Background: Later menarcheal age (MENA) is a risk factor for osteoporosis. It is associated with low peak bone mass (PBM). Like PBM, MENA is under strong genetic influence. We hypothesized that MENA-related bone mass differences could be predetermined before puberty.
Methods: We tested this hypothesis in 124 healthy subjects followed from age 7.9 to 20.4 yr with dual-energy x-ray absorptiometry assessment at mean ages of 8.9, 10.0, 12.4, and 16.4 yr. Six sites were measured: radial metaphysis, radial diaphysis, femoral neck, trochanter, femoral diaphysis, and L2-L4. Mean MENA (+/-SD) was 13.0 +/- 1.2 yr. The cohort was segregated by the median of MENA into LATER (14.0 +/- 0.7 yr) and EARLIER (12.1 +/- 0.7 yr) subgroups.

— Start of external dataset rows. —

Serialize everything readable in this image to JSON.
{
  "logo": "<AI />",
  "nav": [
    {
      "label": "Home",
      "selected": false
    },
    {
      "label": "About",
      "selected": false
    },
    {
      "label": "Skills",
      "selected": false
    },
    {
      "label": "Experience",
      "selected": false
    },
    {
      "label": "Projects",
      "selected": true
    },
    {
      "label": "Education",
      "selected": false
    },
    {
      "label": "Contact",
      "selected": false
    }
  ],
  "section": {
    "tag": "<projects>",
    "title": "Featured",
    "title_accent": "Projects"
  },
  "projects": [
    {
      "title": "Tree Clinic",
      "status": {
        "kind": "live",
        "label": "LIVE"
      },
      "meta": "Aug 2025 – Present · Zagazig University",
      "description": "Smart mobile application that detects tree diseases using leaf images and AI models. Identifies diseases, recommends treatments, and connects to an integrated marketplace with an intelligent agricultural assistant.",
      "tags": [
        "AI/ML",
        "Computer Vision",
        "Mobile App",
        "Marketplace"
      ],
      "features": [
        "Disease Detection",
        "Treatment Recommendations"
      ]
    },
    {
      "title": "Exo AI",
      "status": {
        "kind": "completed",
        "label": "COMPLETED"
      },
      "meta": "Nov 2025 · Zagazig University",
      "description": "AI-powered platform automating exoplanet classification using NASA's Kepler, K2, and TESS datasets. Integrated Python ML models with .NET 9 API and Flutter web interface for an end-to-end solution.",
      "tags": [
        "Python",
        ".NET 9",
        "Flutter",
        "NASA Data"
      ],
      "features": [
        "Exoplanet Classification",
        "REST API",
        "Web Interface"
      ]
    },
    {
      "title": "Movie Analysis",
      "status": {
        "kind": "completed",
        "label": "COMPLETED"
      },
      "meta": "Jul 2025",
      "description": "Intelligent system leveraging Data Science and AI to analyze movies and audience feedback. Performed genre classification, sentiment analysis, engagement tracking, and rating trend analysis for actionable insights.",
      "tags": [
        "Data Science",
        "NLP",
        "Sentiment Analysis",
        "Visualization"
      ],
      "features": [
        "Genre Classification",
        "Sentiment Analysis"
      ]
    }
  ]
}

Results: At 20.4 +/- 0.6 yr, areal bone mineral density (aBMD) was lower in the LATER than the EARLIER subgroup at all six sites, with a mean difference of -0.31 Z-score (P = 0.022). Lower Z-scores in the LATER than in the EARLIER subgroup were observed at all sites at mean ages of 10.0, 12.4, and 16.4 yr, and before pubertal maturation, i.e. at 8.9 yr with a mean Z-score difference of -0.34 (P = 0.016). From mean age 8.9 to 20.4 yr, aBMD gains of all sites were similar in LATER and EARLIER subgroups, with mean of +301 and +308 mg/cm(2) (P = 0.402), respectively.
Conclusions: In prepubertal girls who will experience later menarche, a deficit in aBMD can already be observed before the onset of pubertal maturation, with no further accumulated deficit until PBM compared to girls with earlier menarche. This suggests that shorter estrogen exposure from prepuberty to PBM is not the main factor for increased osteoporosis risk associated with later menarche. Rather common genetic determinants of low bone mass and later puberty could be involved.